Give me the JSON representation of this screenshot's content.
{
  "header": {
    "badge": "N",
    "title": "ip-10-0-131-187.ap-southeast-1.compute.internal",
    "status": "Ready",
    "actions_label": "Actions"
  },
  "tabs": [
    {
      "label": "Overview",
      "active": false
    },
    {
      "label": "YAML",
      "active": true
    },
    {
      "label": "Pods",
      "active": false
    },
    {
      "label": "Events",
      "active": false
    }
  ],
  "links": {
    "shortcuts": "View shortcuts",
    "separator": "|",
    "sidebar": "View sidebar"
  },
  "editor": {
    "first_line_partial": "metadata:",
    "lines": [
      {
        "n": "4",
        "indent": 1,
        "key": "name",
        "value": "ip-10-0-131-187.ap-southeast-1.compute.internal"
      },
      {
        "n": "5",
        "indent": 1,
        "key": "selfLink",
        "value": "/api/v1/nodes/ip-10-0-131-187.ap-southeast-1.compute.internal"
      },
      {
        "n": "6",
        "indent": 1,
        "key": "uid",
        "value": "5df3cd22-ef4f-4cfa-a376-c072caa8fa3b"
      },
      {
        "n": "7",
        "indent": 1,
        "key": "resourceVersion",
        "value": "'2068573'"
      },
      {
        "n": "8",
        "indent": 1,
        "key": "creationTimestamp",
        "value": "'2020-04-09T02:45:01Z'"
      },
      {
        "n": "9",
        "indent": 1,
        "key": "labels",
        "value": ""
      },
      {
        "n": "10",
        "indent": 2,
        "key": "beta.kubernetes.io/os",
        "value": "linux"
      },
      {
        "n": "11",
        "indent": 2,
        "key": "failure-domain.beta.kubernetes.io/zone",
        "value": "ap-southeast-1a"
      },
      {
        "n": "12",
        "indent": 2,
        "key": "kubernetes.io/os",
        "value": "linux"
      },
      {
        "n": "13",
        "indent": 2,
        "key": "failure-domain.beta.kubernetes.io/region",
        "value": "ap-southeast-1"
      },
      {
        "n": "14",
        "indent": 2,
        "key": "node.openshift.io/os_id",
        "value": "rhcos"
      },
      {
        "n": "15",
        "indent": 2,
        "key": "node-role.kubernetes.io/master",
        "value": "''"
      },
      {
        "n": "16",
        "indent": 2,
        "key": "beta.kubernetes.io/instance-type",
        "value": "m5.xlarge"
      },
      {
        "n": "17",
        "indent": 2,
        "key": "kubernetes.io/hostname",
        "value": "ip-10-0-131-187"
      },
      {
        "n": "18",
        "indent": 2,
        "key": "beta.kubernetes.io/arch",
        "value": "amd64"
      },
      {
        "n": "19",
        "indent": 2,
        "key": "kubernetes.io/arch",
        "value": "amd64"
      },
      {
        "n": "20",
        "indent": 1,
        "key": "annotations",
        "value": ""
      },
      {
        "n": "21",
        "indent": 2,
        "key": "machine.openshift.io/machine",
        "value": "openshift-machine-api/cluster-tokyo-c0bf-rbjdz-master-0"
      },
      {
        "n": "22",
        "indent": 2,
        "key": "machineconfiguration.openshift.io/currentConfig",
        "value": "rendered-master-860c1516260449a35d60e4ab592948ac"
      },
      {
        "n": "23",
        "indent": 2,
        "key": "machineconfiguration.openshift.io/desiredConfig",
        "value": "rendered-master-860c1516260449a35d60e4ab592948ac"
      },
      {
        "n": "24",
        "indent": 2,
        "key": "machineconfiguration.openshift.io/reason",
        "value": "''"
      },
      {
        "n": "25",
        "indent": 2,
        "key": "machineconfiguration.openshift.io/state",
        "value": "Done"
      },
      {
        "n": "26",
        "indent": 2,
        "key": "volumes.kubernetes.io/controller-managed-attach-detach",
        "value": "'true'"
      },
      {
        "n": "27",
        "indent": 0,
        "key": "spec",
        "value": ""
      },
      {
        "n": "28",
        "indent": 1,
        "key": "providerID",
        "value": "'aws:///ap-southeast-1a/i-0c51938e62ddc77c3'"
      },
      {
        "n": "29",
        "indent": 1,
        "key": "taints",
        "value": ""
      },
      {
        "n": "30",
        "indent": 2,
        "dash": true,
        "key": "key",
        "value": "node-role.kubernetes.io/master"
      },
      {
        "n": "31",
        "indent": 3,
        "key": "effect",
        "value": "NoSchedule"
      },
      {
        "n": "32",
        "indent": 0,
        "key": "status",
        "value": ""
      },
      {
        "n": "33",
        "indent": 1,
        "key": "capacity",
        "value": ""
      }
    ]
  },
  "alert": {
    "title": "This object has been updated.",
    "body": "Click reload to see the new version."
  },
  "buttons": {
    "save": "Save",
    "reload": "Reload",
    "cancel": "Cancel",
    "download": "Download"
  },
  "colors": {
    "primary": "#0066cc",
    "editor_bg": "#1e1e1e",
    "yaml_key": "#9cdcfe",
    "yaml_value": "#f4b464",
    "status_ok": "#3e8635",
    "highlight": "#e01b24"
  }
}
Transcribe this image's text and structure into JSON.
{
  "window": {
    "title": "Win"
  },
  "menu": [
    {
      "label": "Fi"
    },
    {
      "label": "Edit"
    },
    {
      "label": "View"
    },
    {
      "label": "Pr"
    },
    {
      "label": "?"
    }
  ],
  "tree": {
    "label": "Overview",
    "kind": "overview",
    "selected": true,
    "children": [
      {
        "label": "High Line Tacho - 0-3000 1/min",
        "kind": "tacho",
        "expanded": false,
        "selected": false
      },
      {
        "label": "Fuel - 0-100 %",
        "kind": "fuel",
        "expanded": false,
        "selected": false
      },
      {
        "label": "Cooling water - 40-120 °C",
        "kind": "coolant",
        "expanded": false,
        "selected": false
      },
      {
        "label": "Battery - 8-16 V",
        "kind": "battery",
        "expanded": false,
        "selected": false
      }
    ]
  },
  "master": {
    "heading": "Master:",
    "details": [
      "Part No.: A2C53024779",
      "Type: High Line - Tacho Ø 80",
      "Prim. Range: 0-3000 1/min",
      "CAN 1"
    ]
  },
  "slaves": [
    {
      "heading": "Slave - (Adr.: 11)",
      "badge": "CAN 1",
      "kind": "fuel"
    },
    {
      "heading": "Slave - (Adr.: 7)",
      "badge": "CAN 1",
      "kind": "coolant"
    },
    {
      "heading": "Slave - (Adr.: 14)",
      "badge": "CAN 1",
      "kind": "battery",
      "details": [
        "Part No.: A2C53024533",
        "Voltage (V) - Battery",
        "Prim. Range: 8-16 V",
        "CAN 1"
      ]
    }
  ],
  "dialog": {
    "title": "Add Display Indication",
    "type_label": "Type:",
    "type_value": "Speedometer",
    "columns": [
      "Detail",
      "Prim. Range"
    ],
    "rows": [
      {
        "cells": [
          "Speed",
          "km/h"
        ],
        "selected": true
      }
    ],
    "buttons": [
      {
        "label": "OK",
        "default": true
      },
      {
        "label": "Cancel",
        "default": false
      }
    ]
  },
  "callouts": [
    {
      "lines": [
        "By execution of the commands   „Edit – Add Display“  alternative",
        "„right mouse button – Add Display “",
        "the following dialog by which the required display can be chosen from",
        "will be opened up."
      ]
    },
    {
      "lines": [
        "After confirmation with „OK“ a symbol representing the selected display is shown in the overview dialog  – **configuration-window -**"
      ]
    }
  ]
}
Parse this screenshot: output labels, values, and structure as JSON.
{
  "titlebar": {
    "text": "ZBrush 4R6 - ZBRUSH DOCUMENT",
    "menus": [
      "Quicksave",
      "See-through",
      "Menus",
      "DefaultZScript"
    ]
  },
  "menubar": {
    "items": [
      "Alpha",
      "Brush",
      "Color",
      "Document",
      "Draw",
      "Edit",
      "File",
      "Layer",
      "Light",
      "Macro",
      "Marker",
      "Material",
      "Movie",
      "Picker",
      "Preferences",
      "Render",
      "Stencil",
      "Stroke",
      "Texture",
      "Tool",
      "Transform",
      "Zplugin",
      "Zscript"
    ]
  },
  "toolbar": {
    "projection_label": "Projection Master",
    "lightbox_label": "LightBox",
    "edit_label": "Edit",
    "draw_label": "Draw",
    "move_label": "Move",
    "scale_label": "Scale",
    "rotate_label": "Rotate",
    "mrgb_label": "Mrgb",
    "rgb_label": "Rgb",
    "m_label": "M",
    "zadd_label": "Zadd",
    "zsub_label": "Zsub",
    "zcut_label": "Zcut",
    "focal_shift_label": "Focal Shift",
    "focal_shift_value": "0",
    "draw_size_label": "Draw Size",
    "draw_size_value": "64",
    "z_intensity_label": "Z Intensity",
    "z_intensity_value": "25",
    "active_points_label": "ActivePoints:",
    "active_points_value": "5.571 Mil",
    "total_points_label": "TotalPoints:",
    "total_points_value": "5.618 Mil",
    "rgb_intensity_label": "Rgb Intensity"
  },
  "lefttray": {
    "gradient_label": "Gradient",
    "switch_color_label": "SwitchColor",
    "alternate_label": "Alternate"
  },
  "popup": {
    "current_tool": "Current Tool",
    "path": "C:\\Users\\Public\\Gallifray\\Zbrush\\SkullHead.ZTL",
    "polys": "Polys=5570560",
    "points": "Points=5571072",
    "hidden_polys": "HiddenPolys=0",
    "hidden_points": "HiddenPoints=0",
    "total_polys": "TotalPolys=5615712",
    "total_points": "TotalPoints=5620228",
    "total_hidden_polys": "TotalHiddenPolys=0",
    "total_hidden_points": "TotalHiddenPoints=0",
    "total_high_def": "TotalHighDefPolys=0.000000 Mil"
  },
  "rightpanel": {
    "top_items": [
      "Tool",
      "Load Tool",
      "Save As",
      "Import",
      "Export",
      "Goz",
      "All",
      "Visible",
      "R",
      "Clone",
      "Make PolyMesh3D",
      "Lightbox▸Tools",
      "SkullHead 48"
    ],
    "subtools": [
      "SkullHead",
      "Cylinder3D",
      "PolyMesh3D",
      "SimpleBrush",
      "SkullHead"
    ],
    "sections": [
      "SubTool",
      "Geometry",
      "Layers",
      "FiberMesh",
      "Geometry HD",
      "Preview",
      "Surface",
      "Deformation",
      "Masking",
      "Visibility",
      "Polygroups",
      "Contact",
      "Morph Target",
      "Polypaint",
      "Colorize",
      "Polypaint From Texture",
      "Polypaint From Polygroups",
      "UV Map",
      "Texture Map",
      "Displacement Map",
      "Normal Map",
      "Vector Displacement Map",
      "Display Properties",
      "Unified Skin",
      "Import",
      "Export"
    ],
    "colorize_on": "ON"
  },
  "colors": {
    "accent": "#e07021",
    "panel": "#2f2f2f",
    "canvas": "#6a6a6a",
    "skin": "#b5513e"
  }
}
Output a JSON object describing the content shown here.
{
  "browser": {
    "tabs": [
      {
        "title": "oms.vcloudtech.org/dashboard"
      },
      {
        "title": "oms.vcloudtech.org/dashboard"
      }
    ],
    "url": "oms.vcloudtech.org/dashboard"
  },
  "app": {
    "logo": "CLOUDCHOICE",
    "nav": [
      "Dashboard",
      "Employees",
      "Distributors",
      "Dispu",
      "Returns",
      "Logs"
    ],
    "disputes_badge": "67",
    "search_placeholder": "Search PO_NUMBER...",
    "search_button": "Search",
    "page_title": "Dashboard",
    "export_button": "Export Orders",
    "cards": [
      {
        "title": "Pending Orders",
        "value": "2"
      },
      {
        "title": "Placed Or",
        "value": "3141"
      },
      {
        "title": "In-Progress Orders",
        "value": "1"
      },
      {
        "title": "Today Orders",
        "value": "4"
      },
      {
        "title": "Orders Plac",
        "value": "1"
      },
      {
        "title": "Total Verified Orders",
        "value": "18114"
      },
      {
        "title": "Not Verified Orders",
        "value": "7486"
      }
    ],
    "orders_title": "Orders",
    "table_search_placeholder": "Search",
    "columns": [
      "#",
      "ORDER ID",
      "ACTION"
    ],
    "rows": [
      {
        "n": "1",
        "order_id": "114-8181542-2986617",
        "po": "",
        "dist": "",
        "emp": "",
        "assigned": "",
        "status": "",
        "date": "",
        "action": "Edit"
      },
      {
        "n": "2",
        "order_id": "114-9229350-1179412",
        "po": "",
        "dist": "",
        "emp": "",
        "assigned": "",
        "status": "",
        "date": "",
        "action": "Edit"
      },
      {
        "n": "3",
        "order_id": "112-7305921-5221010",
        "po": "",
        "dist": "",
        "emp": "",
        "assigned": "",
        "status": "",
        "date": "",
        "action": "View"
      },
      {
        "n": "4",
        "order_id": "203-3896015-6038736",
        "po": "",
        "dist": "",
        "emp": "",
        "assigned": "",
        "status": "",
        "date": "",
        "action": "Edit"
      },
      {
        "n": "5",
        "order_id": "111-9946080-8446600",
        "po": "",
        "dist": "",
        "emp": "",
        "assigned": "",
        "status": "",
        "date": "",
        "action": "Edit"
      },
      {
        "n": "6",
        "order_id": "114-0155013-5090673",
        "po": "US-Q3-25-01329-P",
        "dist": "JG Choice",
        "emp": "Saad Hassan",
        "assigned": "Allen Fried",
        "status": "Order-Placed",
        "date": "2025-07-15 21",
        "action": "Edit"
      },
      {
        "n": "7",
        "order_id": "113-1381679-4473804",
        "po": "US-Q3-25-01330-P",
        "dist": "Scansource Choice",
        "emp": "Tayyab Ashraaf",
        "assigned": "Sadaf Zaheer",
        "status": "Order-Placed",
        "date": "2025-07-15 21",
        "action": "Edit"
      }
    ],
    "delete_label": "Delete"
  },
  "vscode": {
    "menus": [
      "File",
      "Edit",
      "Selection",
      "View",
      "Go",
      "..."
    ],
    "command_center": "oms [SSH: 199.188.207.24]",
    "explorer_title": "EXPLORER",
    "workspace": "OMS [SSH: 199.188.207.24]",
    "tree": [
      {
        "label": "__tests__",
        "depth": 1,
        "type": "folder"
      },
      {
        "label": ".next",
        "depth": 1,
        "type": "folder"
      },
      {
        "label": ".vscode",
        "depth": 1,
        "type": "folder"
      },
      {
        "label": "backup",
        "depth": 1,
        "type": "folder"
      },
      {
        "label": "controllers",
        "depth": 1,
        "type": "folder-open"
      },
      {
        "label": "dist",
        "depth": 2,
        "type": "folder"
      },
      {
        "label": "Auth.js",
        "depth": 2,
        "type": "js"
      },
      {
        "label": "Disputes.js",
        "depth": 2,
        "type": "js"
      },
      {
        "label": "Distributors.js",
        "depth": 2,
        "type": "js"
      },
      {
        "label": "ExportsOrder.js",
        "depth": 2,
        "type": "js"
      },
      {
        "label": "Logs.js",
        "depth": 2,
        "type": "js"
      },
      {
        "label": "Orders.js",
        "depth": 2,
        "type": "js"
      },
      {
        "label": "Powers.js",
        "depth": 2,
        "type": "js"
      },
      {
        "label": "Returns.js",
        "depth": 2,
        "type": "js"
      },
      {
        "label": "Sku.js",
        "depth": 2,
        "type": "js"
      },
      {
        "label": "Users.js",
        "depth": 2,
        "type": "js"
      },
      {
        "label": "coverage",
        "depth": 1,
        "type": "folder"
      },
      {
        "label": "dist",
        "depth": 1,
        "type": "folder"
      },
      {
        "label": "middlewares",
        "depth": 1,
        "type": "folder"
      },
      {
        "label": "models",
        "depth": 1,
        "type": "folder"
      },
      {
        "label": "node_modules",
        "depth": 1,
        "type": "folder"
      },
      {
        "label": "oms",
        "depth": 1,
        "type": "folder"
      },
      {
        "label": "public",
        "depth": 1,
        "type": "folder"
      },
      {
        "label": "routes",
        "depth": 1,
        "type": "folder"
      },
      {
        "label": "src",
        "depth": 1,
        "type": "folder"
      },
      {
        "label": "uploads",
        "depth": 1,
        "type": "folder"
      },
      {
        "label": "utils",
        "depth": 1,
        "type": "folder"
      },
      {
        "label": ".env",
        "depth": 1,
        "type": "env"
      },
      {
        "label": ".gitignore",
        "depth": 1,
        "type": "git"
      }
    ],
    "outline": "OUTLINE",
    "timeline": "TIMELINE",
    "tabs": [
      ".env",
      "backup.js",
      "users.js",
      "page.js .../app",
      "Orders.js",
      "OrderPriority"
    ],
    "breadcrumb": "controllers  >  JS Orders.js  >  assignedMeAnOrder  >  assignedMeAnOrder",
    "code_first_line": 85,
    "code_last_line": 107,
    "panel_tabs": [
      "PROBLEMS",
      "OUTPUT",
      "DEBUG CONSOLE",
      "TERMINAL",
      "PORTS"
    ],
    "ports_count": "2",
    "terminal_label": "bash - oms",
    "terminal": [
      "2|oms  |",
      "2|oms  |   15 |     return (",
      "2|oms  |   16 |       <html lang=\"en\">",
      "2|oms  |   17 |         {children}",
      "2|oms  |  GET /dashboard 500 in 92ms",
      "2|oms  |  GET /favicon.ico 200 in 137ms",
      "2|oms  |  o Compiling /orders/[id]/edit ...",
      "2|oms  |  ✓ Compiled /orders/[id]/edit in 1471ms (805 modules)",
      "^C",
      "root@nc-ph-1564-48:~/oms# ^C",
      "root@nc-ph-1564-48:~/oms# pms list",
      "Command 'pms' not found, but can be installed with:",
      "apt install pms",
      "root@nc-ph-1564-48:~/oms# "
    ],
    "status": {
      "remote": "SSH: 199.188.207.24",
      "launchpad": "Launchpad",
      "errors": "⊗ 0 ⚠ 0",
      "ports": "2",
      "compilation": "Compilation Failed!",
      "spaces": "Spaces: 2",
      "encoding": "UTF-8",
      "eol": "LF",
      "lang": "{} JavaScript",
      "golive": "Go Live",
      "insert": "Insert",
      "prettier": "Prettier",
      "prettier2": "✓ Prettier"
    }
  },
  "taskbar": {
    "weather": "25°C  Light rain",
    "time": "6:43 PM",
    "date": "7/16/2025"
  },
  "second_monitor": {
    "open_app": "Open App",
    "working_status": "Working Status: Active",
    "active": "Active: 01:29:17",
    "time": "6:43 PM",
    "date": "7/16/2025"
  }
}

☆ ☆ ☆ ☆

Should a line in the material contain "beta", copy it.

        "key": "beta.kubernetes.io/os",
        "key": "failure-domain.beta.kubernetes.io/zone",
        "key": "failure-domain.beta.kubernetes.io/region",
        "key": "beta.kubernetes.io/instance-type",
        "key": "beta.kubernetes.io/arch",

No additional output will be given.